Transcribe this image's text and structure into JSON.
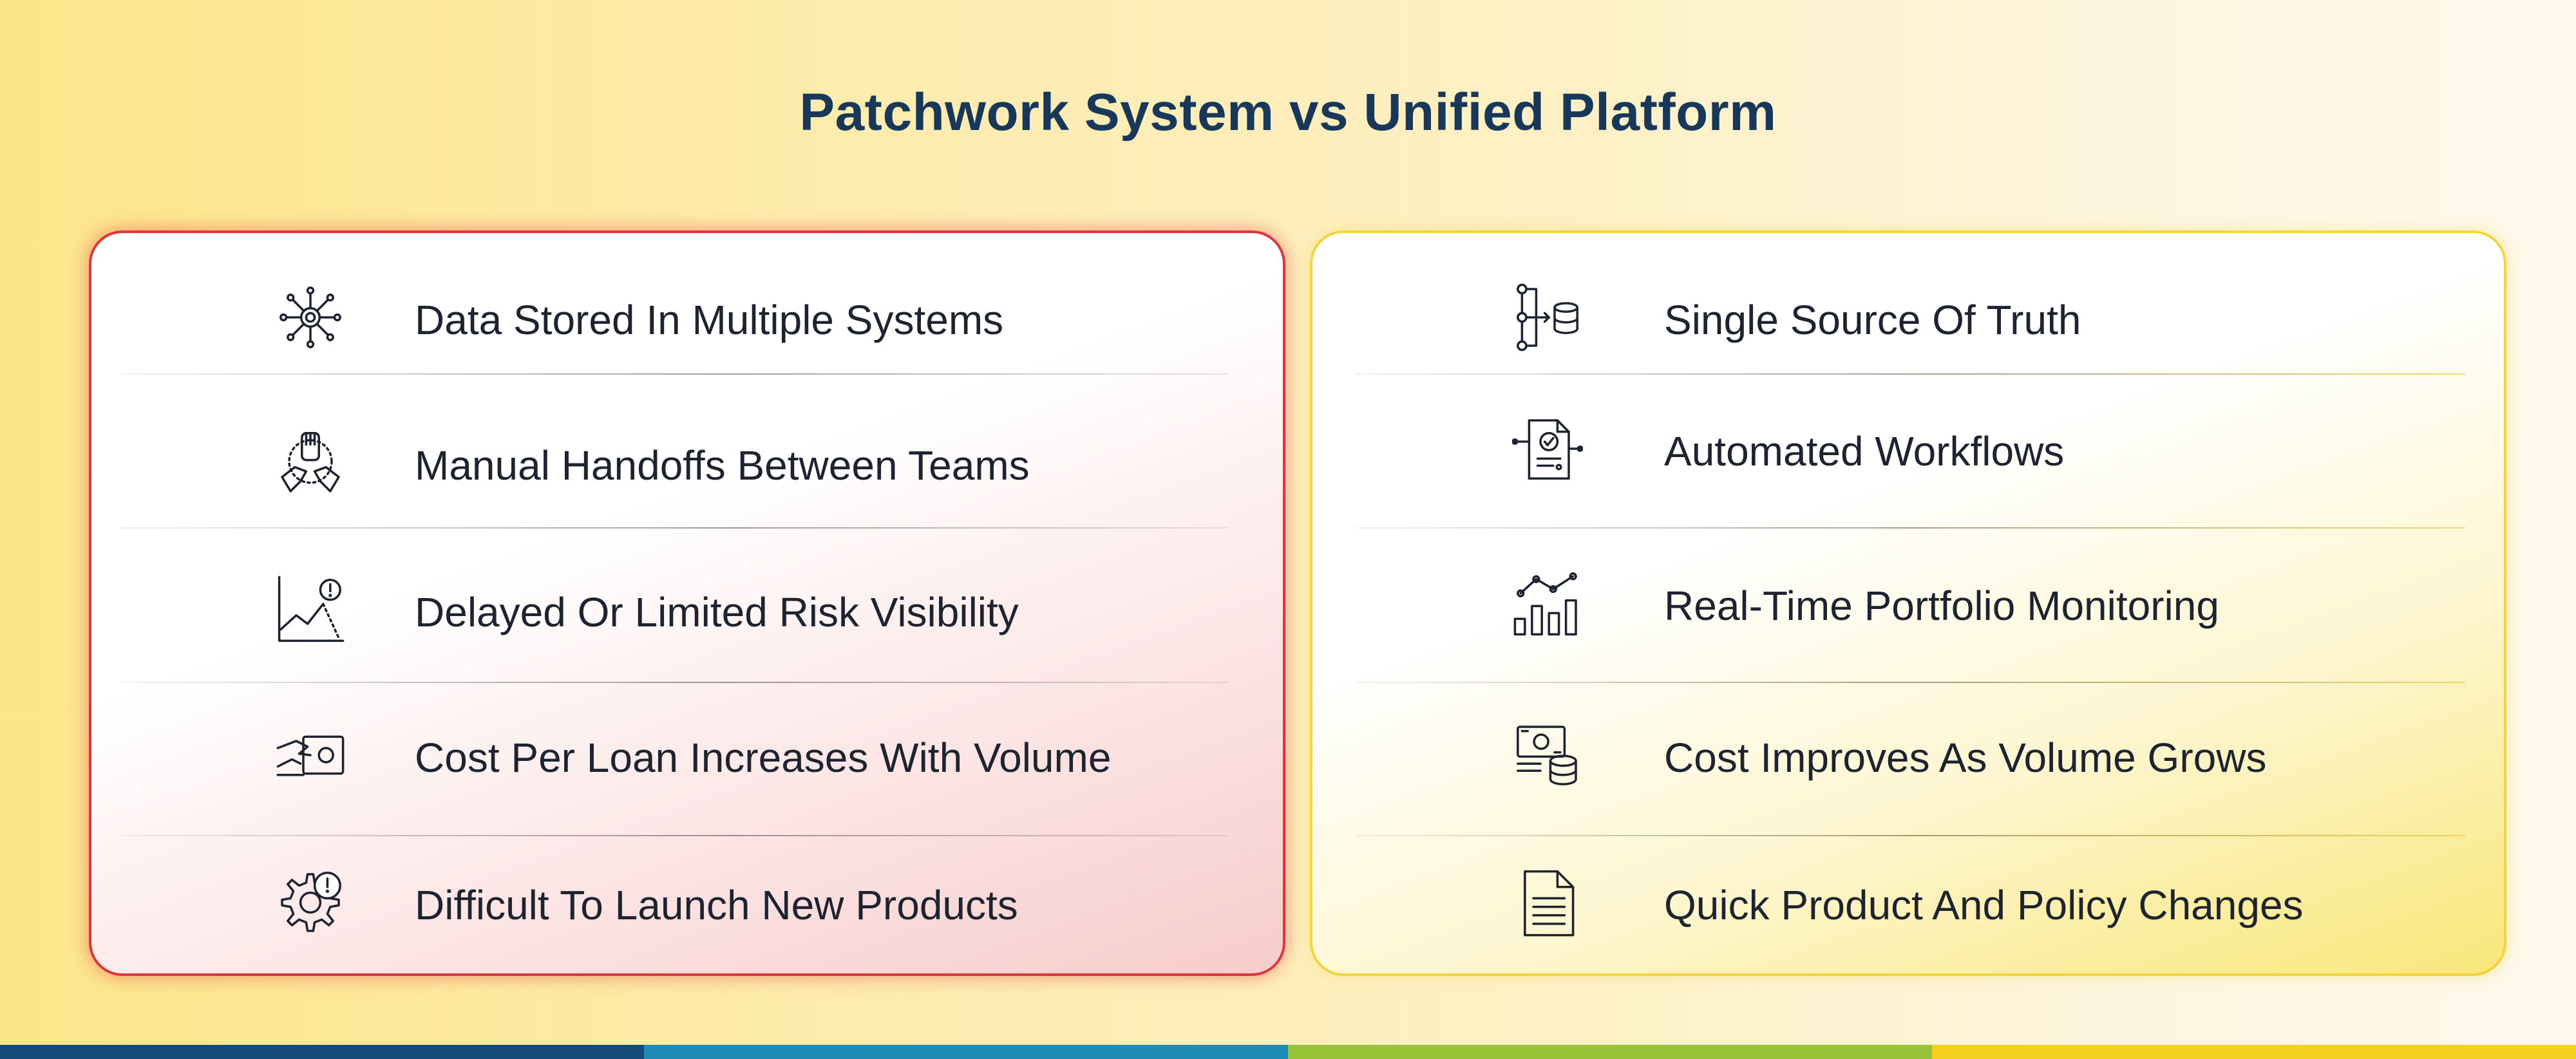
{
  "title": "Patchwork System vs Unified Platform",
  "left_card": {
    "border_color": "#e0343c",
    "items": [
      {
        "label": "Data Stored In Multiple Systems",
        "icon": "network-hub-icon"
      },
      {
        "label": "Manual Handoffs Between Teams",
        "icon": "team-hands-icon"
      },
      {
        "label": "Delayed Or Limited Risk Visibility",
        "icon": "risk-chart-icon"
      },
      {
        "label": "Cost Per Loan Increases With Volume",
        "icon": "cash-hand-icon"
      },
      {
        "label": "Difficult To Launch New Products",
        "icon": "gear-alert-icon"
      }
    ]
  },
  "right_card": {
    "border_color": "#f2d53a",
    "items": [
      {
        "label": "Single Source Of Truth",
        "icon": "database-flow-icon"
      },
      {
        "label": "Automated Workflows",
        "icon": "document-check-icon"
      },
      {
        "label": "Real-Time Portfolio Monitoring",
        "icon": "analytics-chart-icon"
      },
      {
        "label": "Cost Improves As Volume Grows",
        "icon": "money-stack-icon"
      },
      {
        "label": "Quick Product And Policy Changes",
        "icon": "document-icon"
      }
    ]
  },
  "bottom_bar_colors": [
    "#124a78",
    "#1d8bb5",
    "#98c43a",
    "#f4d21f"
  ]
}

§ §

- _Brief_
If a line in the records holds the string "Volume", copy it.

- _Output of the task_
        "label": "Cost Per Loan Increases With Volume",
        "label": "Cost Improves As Volume Grows",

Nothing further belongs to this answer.